With young athletes working the cutting lanes and along the baseline, Boston regularly steals some hoops other teams don’t get. This happens simply by virtue of having the bigs facilitate the offense from up top. It also allows the Celtics to bring Kyrie Irving off the ball, which opens up the offense for everyone.
This versatility isn’t just a happy circumstance. Rather, it was carefully crafted by Danny Ainge finding players who fit the mold of what Brad Stevens wants and needs to make his offense hum. That is when team building works at its best and we’re seeing it play out nightly with the Celtics.
Simon Pollock: A responsibility that once belonged to Avery Bradley has now transferred to Jaylen Brown: starting the scoring for the Celtics early in games.
Before Avery Bradley was a Detroit Piston, he was a Celtic worth remembering. For all of his defensive strengths, the undersized two-guard slowly developed into an offensive threat during his 7-year stint with Boston.
By the 2016-2017 season—his last with the team—he was a go-to first look. Scouts and fans will nod with nostalgia when they think about Bradley and his patented jump shot bucket off a curl route.
Bradley really started to make this play count as he extended his range beyond the arc. In his early years in was often an elbow or foul line-extended jumper.
This year Brown has started to step into that role, even with a scorching scorer like Kyrie Irving starting. And while Brown isn’t quite red hot from beyond the arc, his size and athleticism have allowed him to make this play going harder to the rim than Bradley can, for a higher percentage shot.
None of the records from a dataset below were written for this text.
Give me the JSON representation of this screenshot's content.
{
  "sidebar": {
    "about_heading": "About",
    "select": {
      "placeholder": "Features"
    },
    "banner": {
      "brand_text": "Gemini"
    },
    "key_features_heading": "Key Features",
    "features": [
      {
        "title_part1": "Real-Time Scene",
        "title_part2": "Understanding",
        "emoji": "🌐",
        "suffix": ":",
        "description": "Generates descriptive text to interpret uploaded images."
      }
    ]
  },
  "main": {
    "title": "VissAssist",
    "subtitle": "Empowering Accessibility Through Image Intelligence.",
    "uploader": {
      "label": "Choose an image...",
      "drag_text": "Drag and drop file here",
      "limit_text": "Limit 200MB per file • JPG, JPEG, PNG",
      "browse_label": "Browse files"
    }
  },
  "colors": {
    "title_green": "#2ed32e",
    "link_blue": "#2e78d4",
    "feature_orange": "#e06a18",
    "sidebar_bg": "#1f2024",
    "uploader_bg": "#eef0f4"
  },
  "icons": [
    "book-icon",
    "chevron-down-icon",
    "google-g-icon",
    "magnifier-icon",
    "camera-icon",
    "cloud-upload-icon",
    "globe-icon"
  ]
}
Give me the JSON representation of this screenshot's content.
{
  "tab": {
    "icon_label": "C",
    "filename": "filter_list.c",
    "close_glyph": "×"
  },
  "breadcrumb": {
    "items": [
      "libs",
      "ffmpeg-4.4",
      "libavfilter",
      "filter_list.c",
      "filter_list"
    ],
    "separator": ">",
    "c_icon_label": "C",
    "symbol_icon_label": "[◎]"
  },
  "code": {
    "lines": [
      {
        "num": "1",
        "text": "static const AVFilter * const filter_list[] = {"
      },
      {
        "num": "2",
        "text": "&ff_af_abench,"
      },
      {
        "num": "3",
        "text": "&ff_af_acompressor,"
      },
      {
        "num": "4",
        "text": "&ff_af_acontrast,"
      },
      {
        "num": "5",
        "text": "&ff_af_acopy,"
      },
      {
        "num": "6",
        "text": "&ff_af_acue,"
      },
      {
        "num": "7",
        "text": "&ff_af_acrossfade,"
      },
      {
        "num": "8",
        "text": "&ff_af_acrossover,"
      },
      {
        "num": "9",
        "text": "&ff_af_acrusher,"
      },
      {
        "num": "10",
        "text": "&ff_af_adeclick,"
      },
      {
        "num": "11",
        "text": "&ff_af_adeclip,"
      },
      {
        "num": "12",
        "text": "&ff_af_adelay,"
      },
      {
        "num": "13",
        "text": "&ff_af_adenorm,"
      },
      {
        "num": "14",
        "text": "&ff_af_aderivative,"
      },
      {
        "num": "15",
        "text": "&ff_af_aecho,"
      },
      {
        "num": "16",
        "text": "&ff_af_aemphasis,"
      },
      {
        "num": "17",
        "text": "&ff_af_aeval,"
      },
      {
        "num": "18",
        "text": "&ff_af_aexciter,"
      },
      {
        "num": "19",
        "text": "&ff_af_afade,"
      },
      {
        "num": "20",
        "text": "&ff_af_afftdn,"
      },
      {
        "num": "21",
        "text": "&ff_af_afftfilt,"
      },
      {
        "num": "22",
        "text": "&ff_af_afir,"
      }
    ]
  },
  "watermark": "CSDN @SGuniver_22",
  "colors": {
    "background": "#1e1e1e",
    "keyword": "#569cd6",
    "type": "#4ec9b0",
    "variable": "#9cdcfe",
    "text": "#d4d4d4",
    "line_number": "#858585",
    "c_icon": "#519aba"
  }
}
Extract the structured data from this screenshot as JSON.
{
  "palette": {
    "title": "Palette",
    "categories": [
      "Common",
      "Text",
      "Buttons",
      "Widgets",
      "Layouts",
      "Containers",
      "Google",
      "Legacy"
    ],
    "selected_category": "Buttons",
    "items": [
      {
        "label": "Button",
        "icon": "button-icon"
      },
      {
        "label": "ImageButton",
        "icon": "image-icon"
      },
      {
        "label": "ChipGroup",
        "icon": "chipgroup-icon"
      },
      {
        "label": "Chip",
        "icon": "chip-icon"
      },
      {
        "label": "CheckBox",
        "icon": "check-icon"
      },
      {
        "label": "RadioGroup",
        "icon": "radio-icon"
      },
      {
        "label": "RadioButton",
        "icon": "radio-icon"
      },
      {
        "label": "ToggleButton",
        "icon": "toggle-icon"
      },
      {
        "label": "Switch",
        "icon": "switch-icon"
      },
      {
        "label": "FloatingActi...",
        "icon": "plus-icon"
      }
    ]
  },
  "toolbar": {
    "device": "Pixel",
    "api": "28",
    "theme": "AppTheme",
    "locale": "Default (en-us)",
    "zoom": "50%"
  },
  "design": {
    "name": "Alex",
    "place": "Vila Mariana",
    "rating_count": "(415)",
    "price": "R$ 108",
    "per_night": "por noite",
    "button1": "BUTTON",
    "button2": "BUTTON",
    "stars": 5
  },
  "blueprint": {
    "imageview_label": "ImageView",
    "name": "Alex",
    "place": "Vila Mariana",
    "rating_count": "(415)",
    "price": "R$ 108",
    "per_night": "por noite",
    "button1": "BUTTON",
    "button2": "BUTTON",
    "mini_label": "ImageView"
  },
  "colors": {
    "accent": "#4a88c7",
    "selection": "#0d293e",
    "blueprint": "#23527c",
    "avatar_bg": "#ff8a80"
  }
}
Brown, like Bradley before him. can also run a version of this play with a dribble hand-off.
It’s encouraging to see the young wing get first looks like this from his teammates. Brown can establish himself as a scoring threat early, spreading thin the defensive awareness of opponents who want to load up on double teams on Irving drives.
One could envision Gordon Hayward getting these looks next year, but for now, Brown has developed into a great first option for the Celtics. He is angling to stay that way in the long term.
In the short-term, the league and its fans will look to Brown’s recovery. He took a nasty fall on his shoulders and neck after a thunderous dunk.
Per @ALaforce, Jaylen Brown is being evaluated by Minnesota's team doctor in the concussion protocol and will be transported to a nearby hospital shortly for further evaluation.— Jared Weiss (@JaredWeissNBA) March 9, 2018
Brown was taken to the hospital for a full evaluation. In the first two hours after the game, the team was not sure if their sophomore wing would make the trip to Boston tonight or tomorrow.
Brad Stevens on Jaylen Brown via @NBCSBoston: "He felt pretty good leaving the arena, but he went to get a CT scan and whatever else. He's in good hands. He's with their team doctor." [1/2]— Jared Weiss (@JaredWeissNBA) March 9, 2018
Brown gathered his wits and walked off the court under his own power to a standing ovation from the crowd at the Target Center.
Appreciate everybody I'm ok .. Got a headache tho good team win !!— Jaylen Brown (@FCHWPO) March 9, 2018
Jaylen Brown is out of the hospital and on our flight back to Boston.— Sean Grande (@SeanGrandePBP) March 9, 2018